▶ _Task description_
Nothing may be dropped or added when the entries below are copied.
── Information provided
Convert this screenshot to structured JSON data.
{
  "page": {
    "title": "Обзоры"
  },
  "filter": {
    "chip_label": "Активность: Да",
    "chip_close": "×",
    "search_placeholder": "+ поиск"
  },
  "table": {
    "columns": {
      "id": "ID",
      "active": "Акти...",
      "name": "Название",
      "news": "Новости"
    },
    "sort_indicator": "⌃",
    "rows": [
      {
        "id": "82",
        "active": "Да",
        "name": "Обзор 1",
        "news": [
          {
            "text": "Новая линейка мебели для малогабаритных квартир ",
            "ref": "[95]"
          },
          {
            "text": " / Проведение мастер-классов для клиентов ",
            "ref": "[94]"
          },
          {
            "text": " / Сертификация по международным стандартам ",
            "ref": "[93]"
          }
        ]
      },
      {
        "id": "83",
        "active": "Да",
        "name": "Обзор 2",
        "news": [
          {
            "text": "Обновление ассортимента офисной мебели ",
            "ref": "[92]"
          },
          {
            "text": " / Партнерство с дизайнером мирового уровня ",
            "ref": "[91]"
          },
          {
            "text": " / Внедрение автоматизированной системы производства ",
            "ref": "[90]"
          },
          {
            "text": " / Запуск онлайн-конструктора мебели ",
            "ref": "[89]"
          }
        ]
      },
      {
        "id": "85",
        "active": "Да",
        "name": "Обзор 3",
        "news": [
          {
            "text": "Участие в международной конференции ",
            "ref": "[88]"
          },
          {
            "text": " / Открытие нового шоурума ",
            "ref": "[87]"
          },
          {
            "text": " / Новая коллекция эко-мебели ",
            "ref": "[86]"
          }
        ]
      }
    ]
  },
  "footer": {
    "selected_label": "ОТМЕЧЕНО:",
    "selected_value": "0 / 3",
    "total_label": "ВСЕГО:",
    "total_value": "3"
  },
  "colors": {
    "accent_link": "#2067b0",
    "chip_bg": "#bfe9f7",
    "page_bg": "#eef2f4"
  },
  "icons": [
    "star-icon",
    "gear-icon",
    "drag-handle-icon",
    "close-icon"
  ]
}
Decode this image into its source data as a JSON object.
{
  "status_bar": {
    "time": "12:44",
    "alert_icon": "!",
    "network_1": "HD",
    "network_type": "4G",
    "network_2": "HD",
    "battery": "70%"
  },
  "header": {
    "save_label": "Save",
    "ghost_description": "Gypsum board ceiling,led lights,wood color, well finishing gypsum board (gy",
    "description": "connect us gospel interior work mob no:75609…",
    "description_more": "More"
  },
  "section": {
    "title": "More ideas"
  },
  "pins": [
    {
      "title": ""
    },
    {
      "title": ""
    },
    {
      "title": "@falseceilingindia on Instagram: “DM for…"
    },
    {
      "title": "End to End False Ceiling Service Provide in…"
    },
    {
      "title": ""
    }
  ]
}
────
▶ _Solution for this task_
Convert this screenshot to structured JSON data.
{
  "page": {
    "title": "Обзоры"
  },
  "filter": {
    "chip_label": "Активность: Да",
    "chip_close": "×",
    "search_placeholder": "+ поиск"
  },
  "table": {
    "columns": {
      "id": "ID",
      "active": "Акти...",
      "name": "Название",
      "news": "Новости"
    },
    "sort_indicator": "⌃",
    "rows": [
      {
        "id": "82",
        "active": "Да",
        "name": "Обзор 1",
        "news": [
          {
            "text": "Новая линейка мебели для малогабаритных квартир ",
            "ref": "[95]"
          },
          {
            "text": " / Проведение мастер-классов для клиентов ",
            "ref": "[94]"
          },
          {
            "text": " / Сертификация по международным стандартам ",
            "ref": "[93]"
          }
        ]
      },
      {
        "id": "83",
        "active": "Да",
        "name": "Обзор 2",
        "news": [
          {
            "text": "Обновление ассортимента офисной мебели ",
            "ref": "[92]"
          },
          {
            "text": " / Партнерство с дизайнером мирового уровня ",
            "ref": "[91]"
          },
          {
            "text": " / Внедрение автоматизированной системы производства ",
            "ref": "[90]"
          },
          {
            "text": " / Запуск онлайн-конструктора мебели ",
            "ref": "[89]"
          }
        ]
      },
      {
        "id": "85",
        "active": "Да",
        "name": "Обзор 3",
        "news": [
          {
            "text": "Участие в международной конференции ",
            "ref": "[88]"
          },
          {
            "text": " / Открытие нового шоурума ",
            "ref": "[87]"
          },
          {
            "text": " / Новая коллекция эко-мебели ",
            "ref": "[86]"
          }
        ]
      }
    ]
  },
  "footer": {
    "selected_label": "ОТМЕЧЕНО:",
    "selected_value": "0 / 3",
    "total_label": "ВСЕГО:",
    "total_value": "3"
  },
  "colors": {
    "accent_link": "#2067b0",
    "chip_bg": "#bfe9f7",
    "page_bg": "#eef2f4"
  },
  "icons": [
    "star-icon",
    "gear-icon",
    "drag-handle-icon",
    "close-icon"
  ]
}
Decode this image into its source data as a JSON object.
{
  "status_bar": {
    "time": "12:44",
    "alert_icon": "!",
    "network_1": "HD",
    "network_type": "4G",
    "network_2": "HD",
    "battery": "70%"
  },
  "header": {
    "save_label": "Save",
    "ghost_description": "Gypsum board ceiling,led lights,wood color, well finishing gypsum board (gy",
    "description": "connect us gospel interior work mob no:75609…",
    "description_more": "More"
  },
  "section": {
    "title": "More ideas"
  },
  "pins": [
    {
      "title": ""
    },
    {
      "title": ""
    },
    {
      "title": "@falseceilingindia on Instagram: “DM for…"
    },
    {
      "title": "End to End False Ceiling Service Provide in…"
    },
    {
      "title": ""
    }
  ]
}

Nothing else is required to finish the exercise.